5. To what extent does Pater, in describing Leonardo's famous portrait of Mona Lisa ("La Gioconda"), achieve "the aim of true criticism" that he sets forth in his Preface? Matthew Arnold said that the critic's task should be "to see the object as in itself it really is." As you understand Pater's effort, what is he aiming to do here?

"Conclusion" to The Renaissance

6. On 1511-12, how do the first three paragraphs of the Conclusion describe the "tendency of modern thought"? What examples of that tendency does Pater set forth, and in what order? What rhetorical aim does the order in which he offers them seem designed to achieve?

7. On 1512-13, how does Pater characterize the purpose of philosophy, define "success in life," and then elaborate on that definition and its implications for those who want to live as fully as possible? What does he suggest about the value of art in this quest, and about art's relationship to other areas of life?

8. General Question: When Pater first published Studies in the History of the The Renaissance in 1873, some thought the Conclusion scandalous, and Pater withdrew it in at least one of several subsequent editions. Why might this aesthetic peroration have been considered morally dangerous by some Victorian readers? What sort of audience do you think might find Pater's aesthetic program appealing?

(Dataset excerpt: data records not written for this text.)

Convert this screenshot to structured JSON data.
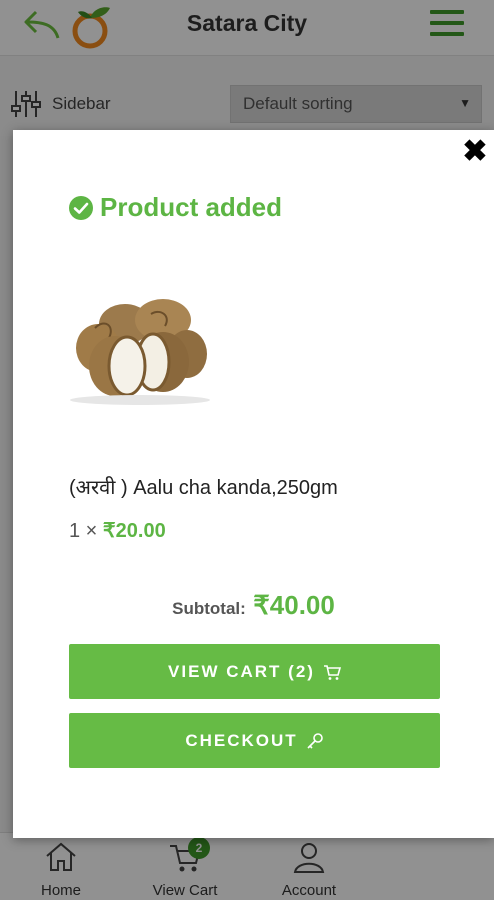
{
  "header": {
    "title": "Satara City",
    "back_icon": "back-arrow-icon",
    "logo_icon": "orange-fruit-logo",
    "menu_icon": "hamburger-menu-icon"
  },
  "toolbar": {
    "sidebar_label": "Sidebar",
    "sort_selected": "Default sorting"
  },
  "bottom_nav": {
    "items": [
      {
        "label": "Home",
        "icon": "home-icon"
      },
      {
        "label": "View Cart",
        "icon": "cart-icon",
        "badge": "2"
      },
      {
        "label": "Account",
        "icon": "account-icon"
      }
    ]
  },
  "modal": {
    "close_symbol": "✖",
    "status_title": "Product added",
    "product": {
      "name": "(अरवी ) Aalu cha kanda,250gm",
      "qty_prefix": "1 ×",
      "price": "₹20.00",
      "image": "taro-root-image"
    },
    "subtotal_label": "Subtotal:",
    "subtotal_value": "₹40.00",
    "view_cart_label": "VIEW CART (2)",
    "checkout_label": "CHECKOUT"
  },
  "colors": {
    "accent": "#5db544",
    "button": "#66bb45",
    "brand_dark": "#3f9a2a"
  }
}
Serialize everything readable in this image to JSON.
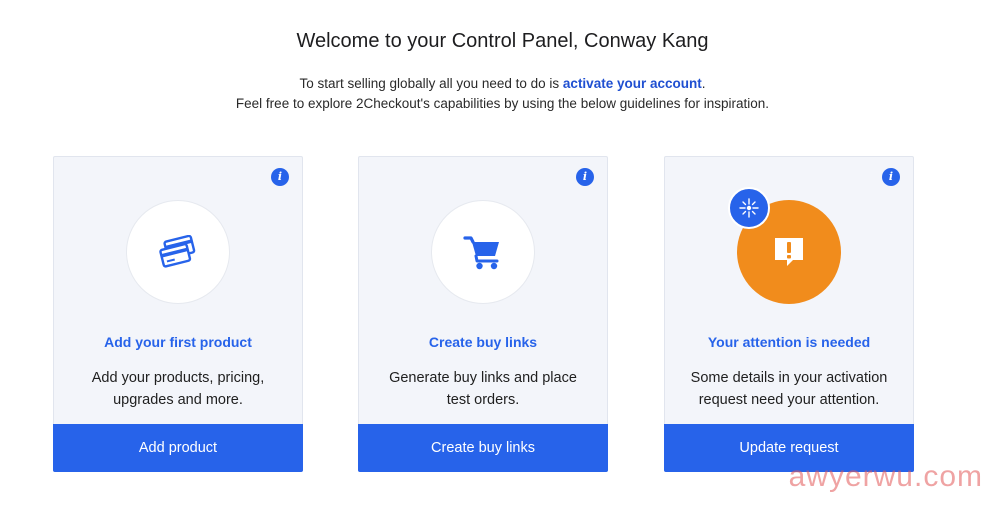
{
  "header": {
    "title": "Welcome to your Control Panel, Conway Kang",
    "intro_prefix": "To start selling globally all you need to do is ",
    "intro_link": "activate your account",
    "intro_suffix": ".",
    "intro_line2": "Feel free to explore 2Checkout's capabilities by using the below guidelines for inspiration."
  },
  "cards": [
    {
      "icon": "credit-cards-icon",
      "title": "Add your first product",
      "description": "Add your products, pricing, upgrades and more.",
      "button": "Add product"
    },
    {
      "icon": "shopping-cart-icon",
      "title": "Create buy links",
      "description": "Generate buy links and place test orders.",
      "button": "Create buy links"
    },
    {
      "icon": "alert-message-icon",
      "title": "Your attention is needed",
      "description": "Some details in your activation request need your attention.",
      "button": "Update request"
    }
  ],
  "info_glyph": "i",
  "colors": {
    "accent": "#2763ea",
    "warning": "#f18c1c",
    "card_bg": "#f3f5fa"
  },
  "watermark": "awyerwu.com"
}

Edition: Greenblatt, Stephen et al, eds. The Norton Anthology of English Literature. 8th ed. Vol. E. New York: Norton, 2006. ISBN Package 2 (Vols. DEF) 0-393-92834-9. See also excerpts from The Renaissance Ch. 6, (E-Text excerpts from "Leonardo da Vinci.")